Rural Community Development

About Us

We recognize

We recognize that poverty in the developing world is multifaceted.  For example, saying water security invariably stimulates one to think about the quality of drinking water.  This is a serious problem world wide, however, this is not our focus.  Spring Rains is targeted at nutritional food  production which includes a facet of water security.

Our focus

Our focal point in the fight against poverty is directed at the fundamental need the poor have for a source of abundant nutrient rich food.  Therefore, we support these two initiatives:

  • The multiplication of nutrient rich vegetable gardens
  • The creation of irrigation water infrastructure

The Problem -- Soil MALNUTRITION


Starved Soil

Before you can grow nutrient rich vegetables you must have robust soil.  Among many other issues, poor crop rotation (constantly growing the same carbohydrate crops on the same land)  and the overuse of chemical fertilization (if they are able to afford it) has literally resulted in the expansive swaths of exhausted soil in the developing world.

Our Solution


Revitalizing Soil

Plants are what they eat.  We support initiatives committed to amending and refurbishing the soil by the means of a variety of organic supplements.

The Problem -- Physical MALNUTRITION


A Carbohydrate Diet

The diet of the rural residents in the developing world is heavily weighted in either  corn or rice.  The consequence is a compromised immunity resulting in habitual bouts of sickness and ultimately premature death.

Our Solution


Organic Vegetable Gardens

The foundation of a healthy immune system is a diet that is comprised of a heavy intake of vegetables.  Therefore we support endeavours that result in the proliferation of village community vegetable gardens.

the problem - soil dehydration


Dead Dry Soil

Deforestation, now coupled with an increase in Global Warming Drought, has resulted in compacted concrete  like soil that is unable to absorb rainfall, nor is it amendable to tilling, let alone able to sustain growing vegetables.  The soil is  dead, void of air, insect microbes, earthworms and organic matter.  Rainfall is not a blessing, but rather brings the curse of runoff and erosion.

Our Solution


Rain Harvesting

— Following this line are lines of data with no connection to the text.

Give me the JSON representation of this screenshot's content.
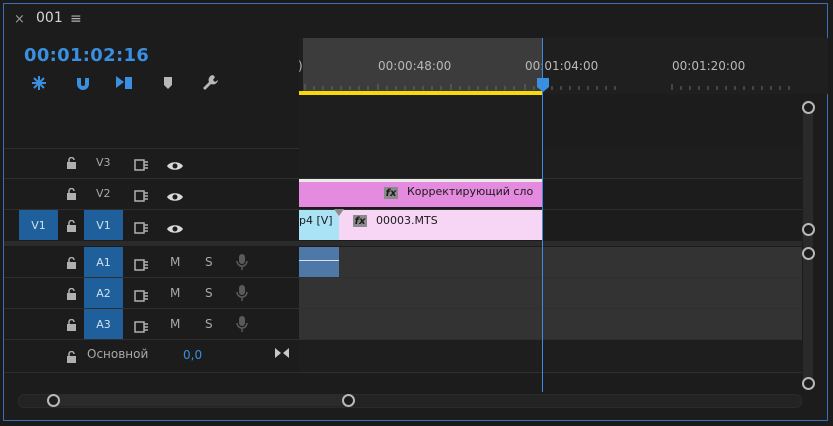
{
  "panel": {
    "close": "×",
    "title": "001",
    "menu": "≡",
    "timecode": "00:01:02:16"
  },
  "ruler": {
    "labels": [
      ")",
      "00:00:48:00",
      "00:01:04:00",
      "00:01:20:00"
    ]
  },
  "tracks": {
    "video": [
      {
        "label": "V3"
      },
      {
        "label": "V2"
      },
      {
        "label": "V1",
        "source": "V1"
      }
    ],
    "audio": [
      {
        "label": "A1",
        "mute": "M",
        "solo": "S"
      },
      {
        "label": "A2",
        "mute": "M",
        "solo": "S"
      },
      {
        "label": "A3",
        "mute": "M",
        "solo": "S"
      }
    ],
    "master": {
      "label": "Основной",
      "value": "0,0"
    }
  },
  "clips": {
    "adjustment": "Корректирующий сло",
    "v1_left": "p4 [V]",
    "v1_right": "00003.MTS",
    "fx": "fx"
  },
  "colors": {
    "accent": "#3a8fe0",
    "target": "#1f5f9b",
    "adjustment_clip": "#e48adf",
    "video_clip_a": "#aae3f5",
    "video_clip_b": "#f7d6f5",
    "audio_clip": "#4e78a8",
    "work_area": "#f5d90a"
  }
}
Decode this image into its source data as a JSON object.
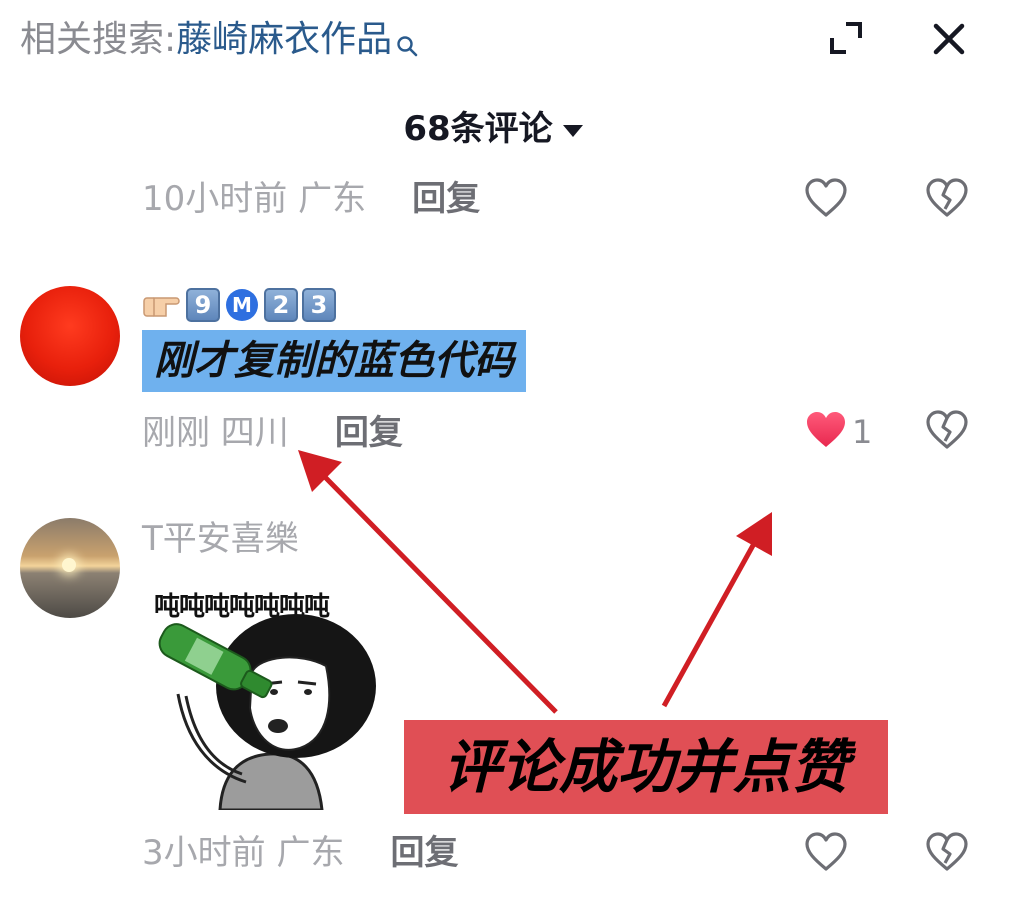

In addition to resourcing major composting amendments to the community's fields, we support the creation of extensive rain harvesting infrastructure, including channels to both capture rainfall runoff and deliver the water to the:

  • Community gardens
  • Tree soaking pits, and
  •  Holding cisterns.